WORK ORDER:
Nothing in the data may change. Copy all of it exactly.

EXERCISE INPUT:
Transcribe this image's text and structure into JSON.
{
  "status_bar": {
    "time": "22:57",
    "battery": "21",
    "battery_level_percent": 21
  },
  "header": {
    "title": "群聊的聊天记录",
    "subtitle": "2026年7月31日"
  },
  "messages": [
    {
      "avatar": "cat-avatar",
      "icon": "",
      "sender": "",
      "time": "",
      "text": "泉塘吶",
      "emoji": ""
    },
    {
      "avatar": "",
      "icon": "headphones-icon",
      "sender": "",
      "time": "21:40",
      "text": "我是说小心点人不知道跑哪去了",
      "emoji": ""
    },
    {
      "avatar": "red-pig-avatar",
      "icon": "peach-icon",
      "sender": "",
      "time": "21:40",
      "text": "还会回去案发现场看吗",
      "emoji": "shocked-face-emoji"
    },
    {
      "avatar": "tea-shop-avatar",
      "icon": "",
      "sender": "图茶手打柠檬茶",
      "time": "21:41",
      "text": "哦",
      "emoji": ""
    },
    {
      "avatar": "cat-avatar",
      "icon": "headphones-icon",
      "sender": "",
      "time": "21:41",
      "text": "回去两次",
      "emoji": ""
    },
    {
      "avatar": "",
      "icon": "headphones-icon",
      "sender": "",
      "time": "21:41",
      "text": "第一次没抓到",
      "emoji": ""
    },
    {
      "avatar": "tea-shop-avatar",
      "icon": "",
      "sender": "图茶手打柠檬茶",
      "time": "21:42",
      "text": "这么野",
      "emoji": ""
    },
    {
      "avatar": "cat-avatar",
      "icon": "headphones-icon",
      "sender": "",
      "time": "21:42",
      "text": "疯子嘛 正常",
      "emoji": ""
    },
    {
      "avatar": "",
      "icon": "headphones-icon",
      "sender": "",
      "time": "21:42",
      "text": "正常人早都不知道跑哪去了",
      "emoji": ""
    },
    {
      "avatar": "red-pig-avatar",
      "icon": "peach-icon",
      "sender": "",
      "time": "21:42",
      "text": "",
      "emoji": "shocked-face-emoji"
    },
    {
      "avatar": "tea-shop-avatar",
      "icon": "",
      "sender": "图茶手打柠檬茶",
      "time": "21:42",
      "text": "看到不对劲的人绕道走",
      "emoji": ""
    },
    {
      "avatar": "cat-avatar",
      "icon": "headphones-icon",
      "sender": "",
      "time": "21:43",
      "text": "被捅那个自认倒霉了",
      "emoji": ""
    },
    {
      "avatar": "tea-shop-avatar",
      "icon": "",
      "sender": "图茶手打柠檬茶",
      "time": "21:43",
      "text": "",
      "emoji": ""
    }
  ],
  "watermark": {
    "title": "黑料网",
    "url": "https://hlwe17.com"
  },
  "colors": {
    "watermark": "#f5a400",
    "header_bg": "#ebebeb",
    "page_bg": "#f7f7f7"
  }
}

SOLUTION TO THIS PROBLEM:
Transcribe this image's text and structure into JSON.
{
  "status_bar": {
    "time": "22:57",
    "battery": "21",
    "battery_level_percent": 21
  },
  "header": {
    "title": "群聊的聊天记录",
    "subtitle": "2026年7月31日"
  },
  "messages": [
    {
      "avatar": "cat-avatar",
      "icon": "",
      "sender": "",
      "time": "",
      "text": "泉塘吶",
      "emoji": ""
    },
    {
      "avatar": "",
      "icon": "headphones-icon",
      "sender": "",
      "time": "21:40",
      "text": "我是说小心点人不知道跑哪去了",
      "emoji": ""
    },
    {
      "avatar": "red-pig-avatar",
      "icon": "peach-icon",
      "sender": "",
      "time": "21:40",
      "text": "还会回去案发现场看吗",
      "emoji": "shocked-face-emoji"
    },
    {
      "avatar": "tea-shop-avatar",
      "icon": "",
      "sender": "图茶手打柠檬茶",
      "time": "21:41",
      "text": "哦",
      "emoji": ""
    },
    {
      "avatar": "cat-avatar",
      "icon": "headphones-icon",
      "sender": "",
      "time": "21:41",
      "text": "回去两次",
      "emoji": ""
    },
    {
      "avatar": "",
      "icon": "headphones-icon",
      "sender": "",
      "time": "21:41",
      "text": "第一次没抓到",
      "emoji": ""
    },
    {
      "avatar": "tea-shop-avatar",
      "icon": "",
      "sender": "图茶手打柠檬茶",
      "time": "21:42",
      "text": "这么野",
      "emoji": ""
    },
    {
      "avatar": "cat-avatar",
      "icon": "headphones-icon",
      "sender": "",
      "time": "21:42",
      "text": "疯子嘛 正常",
      "emoji": ""
    },
    {
      "avatar": "",
      "icon": "headphones-icon",
      "sender": "",
      "time": "21:42",
      "text": "正常人早都不知道跑哪去了",
      "emoji": ""
    },
    {
      "avatar": "red-pig-avatar",
      "icon": "peach-icon",
      "sender": "",
      "time": "21:42",
      "text": "",
      "emoji": "shocked-face-emoji"
    },
    {
      "avatar": "tea-shop-avatar",
      "icon": "",
      "sender": "图茶手打柠檬茶",
      "time": "21:42",
      "text": "看到不对劲的人绕道走",
      "emoji": ""
    },
    {
      "avatar": "cat-avatar",
      "icon": "headphones-icon",
      "sender": "",
      "time": "21:43",
      "text": "被捅那个自认倒霉了",
      "emoji": ""
    },
    {
      "avatar": "tea-shop-avatar",
      "icon": "",
      "sender": "图茶手打柠檬茶",
      "time": "21:43",
      "text": "",
      "emoji": ""
    }
  ],
  "watermark": {
    "title": "黑料网",
    "url": "https://hlwe17.com"
  },
  "colors": {
    "watermark": "#f5a400",
    "header_bg": "#ebebeb",
    "page_bg": "#f7f7f7"
  }
}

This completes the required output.